This Christmas we should remind ourselves that a Christian should do everything possible to follow in the footsteps of Christ, not only in carrying the Cross, but in all the acts that He performed for the benefit of others (except of course, performing miracles): “Right from the start, the disciples experienced how sensitive Christ was to those around Him — His ability to put Himself in the place of others, His refined understanding of what was going on inside the human heart, His sensitivity to the sufferings of others. On reaching Naim, without a word being spoken, He realized the heartbreak of the widow who had lost her only son. On hearing Jairus’ petition and the laments of the mourners, He brought consolation to the first and calm to the others. He was aware of the needs of those following Him and was concerned when they had nothing to eat. He cried with Martha and Mary before Lazarus’ tomb, and became indignant at His followers’ hardness of heart when they wanted to call down fire from heaven upon the Samaritan village that refused to receive them.” Of course, we cannot imitate Him in His raising from the dead the son of the widow of Naim or the daughter of Jairus or Lazarus. But we can do everything we can to comfort those who are suffering. We even have a unique Tagalog word for that, i.e., “nakikiramay” which is not just giving condolences but actually sharing the sorrows felt by the bereaved.

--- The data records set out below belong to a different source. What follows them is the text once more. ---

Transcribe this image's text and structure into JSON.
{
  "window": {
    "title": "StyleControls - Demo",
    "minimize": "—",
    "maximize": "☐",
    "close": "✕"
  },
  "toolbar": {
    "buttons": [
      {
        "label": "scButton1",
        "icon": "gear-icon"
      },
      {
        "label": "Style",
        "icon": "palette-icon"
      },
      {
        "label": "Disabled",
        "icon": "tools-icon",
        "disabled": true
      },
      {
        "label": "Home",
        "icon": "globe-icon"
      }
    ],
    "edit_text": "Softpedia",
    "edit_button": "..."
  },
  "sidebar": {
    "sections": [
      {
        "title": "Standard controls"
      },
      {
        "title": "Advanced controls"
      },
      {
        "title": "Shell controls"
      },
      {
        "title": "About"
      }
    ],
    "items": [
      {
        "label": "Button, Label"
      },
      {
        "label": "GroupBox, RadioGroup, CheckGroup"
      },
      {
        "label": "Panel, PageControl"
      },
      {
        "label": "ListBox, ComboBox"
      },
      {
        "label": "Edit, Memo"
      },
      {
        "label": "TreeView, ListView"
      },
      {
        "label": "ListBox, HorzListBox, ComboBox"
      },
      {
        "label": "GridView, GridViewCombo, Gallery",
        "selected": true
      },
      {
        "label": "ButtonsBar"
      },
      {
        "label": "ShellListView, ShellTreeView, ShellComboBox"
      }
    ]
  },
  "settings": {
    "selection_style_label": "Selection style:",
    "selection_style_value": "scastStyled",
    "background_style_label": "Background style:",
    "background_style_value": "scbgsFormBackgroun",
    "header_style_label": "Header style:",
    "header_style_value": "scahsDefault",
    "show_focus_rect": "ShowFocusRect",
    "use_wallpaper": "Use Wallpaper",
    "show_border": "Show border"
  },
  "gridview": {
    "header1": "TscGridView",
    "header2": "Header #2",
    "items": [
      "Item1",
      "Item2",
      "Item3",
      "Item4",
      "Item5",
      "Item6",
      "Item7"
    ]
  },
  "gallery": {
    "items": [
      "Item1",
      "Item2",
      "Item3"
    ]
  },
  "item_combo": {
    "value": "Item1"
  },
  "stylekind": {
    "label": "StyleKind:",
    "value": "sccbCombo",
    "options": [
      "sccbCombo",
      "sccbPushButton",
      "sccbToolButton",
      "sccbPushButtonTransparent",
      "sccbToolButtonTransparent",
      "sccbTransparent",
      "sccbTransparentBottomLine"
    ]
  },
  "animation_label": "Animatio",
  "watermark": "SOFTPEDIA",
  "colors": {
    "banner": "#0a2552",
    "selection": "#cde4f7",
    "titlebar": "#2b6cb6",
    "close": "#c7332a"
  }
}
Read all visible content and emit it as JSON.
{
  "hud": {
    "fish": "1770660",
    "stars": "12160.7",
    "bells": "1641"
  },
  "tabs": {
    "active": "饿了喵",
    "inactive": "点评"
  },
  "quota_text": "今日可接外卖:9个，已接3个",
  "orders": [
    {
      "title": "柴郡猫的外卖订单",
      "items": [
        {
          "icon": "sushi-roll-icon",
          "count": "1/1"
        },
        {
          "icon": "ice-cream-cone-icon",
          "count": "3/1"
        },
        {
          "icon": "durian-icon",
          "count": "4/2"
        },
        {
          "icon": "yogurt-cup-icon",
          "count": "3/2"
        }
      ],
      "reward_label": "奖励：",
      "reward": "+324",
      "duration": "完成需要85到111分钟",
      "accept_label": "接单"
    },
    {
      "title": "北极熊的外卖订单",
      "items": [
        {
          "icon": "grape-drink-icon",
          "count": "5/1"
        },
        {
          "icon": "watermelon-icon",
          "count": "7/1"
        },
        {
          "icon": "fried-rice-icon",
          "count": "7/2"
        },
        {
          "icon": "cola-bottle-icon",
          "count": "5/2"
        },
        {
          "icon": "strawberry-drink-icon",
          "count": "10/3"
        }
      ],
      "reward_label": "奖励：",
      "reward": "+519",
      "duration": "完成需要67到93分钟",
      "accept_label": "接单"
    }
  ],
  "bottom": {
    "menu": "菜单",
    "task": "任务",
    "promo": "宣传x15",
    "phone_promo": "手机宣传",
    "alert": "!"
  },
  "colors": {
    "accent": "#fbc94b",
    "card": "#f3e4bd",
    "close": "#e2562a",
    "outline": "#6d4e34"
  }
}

In his book “Christ is Passing By,” St. Josemaria defines the real meaning of the charity of Christ: “The charity of Christ is not merely a benevolent sentiment for our neighbor; it is not limited to a penchant for philanthropy. Poured out in our soul by God, charity transforms from within our mind and will. It provides the supernatural foundation for friendship and the joy of doing what is right.” St. Josemaria asks us to learn from the examples of the first twelve apostles, who were not exemplary for their charity before Christ taught them its true meaning. Before they were converted by the charity of Christ, the apostles had raw sentiments which led them to fail to show compassion towards others. St. John, who ended his life just repeating the mantra “Love one another” started out as a very vehement person so that he merited with his brother James the Great the nickname “son of thunder.” St. Peter himself also showed harshness towards the adversaries of Christ (remember how he cut the ear of one of those who were arresting Christ). But he ended up addressing the people in the Temple with words devoid of any rancor, seeking their conversion. With all meekness and kindness he exhorted them: “And now brethren, I know that you acted in ignorance, as did also your rulers… Repent, therefore, and turn again, that your sins may be blotted out, that times of refreshing may come from the presence of the Lord” (Acts 3:17, 10 – 20).
(To be continued).